On April 4, the University of Dallas announced that it will be canceling both the men and women’s lacrosse programs effective on May 1.
In the press release, Executive Vice President John Plotts said, “The challenges lacrosse has undergone required us to consider what would be in the long-term best interest of our Athletics program overall.”
Lacrosse has certainly undergone challenges, regularly struggling to find enough players to field a team for both the men and women’s programs.
The news came as a shock to both the UD community and the lacrosse teams themselves. In an email, Gabby Dixon, junior English major and team captain of the women’s team, shared: “We had no idea this was coming. The team found out about the news only a couple of hours before the school did.”
The men’s lacrosse season was canceled back in February before the spring season took off. They played two games, the first ending in victory.
In an email, sophomore English major Jake Crumbaugh commented: “I felt the cancellation of the program was inevitable. From our lack of team size to the difficulty of our matchups, it seemed like we always had a difficult time competing.”
Dixon did not share Crumbaugh’s sentiment, saying: “From a financial or logistical perspective, I understand the school’s decision. As a player, teammate, and captain of multiple years, I can’t help but feel that the school does not understand how important this community is.”
The women’s team has already taken steps to forming a club team for next year. Dixon shared, “The school’s decision to cut the lacrosse program will not stop the team from sticking together and playing the sport we love.”
She continued, “I am confident that our community will continue to grow regardless of the team no longer being affiliated with [the] NCAA.”
Dylan Steward, a freshman who left UD before the end of the fall semester, offered a few insights into the struggles of the men’s team to keep players, saying, “When I quit the team in October, I was the second person to quit.”
Steward went on to cite several more players who had intentions to quit the team at the end of the semester and commented, “I think it [players quitting] led to the season being canceled because they could not keep enough players for the team.”
Crumbaugh confirmed that numerous players were injured on the team by the start of the Spring season. “Key players of the program … had injury issues due to the innate physicality of the sport,” he shared “Eventually, we no longer had enough players to fill out the roster.”
Steward cited a larger tension in the sports program at UD, saying, “UD is a great school academically and religiously … but on the athletic side there’s a lot that needs to be fixed.”
He pointed out that many student-athlete freshmen transfer out of UD after their first semester when the athletic program did not meet their expectations.
Dixon echoed Steward’s larger concern, saying: “This team is home for so many of us. Many of my teammates have expressed to me that they did not feel like they belonged at UD before joining the team.”
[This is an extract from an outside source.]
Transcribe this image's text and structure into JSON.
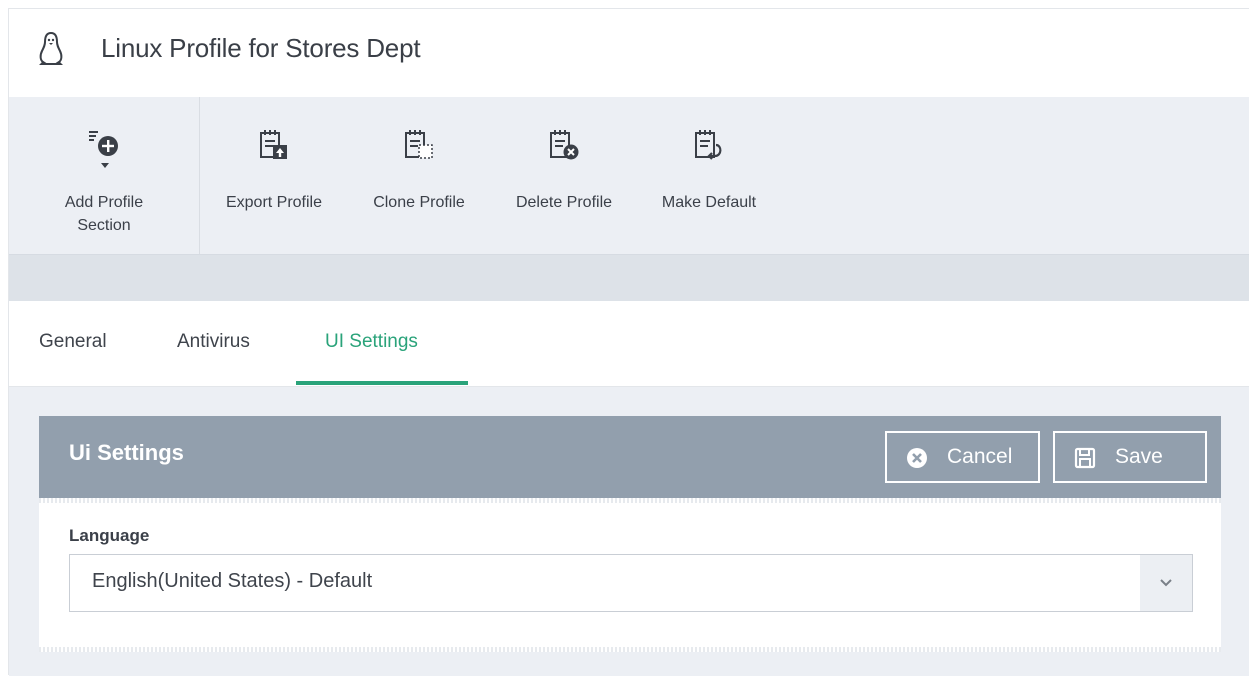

Uniting the non-athlete and athletic side of UD has long been a struggle for the university, and the tension in the cancellation of the lacrosse program has highlighted much of that struggle.
Being NCAA affiliated gives UD much more resources to offer a sophisticated sports program, but UD seems to lack the ability to integrate this program into campus life effectively, leaving many student-athletes discontent and frustrated.
Across all sports, teams are so important to a large part of the UD community. We need to support them, listen to them and solve this issue.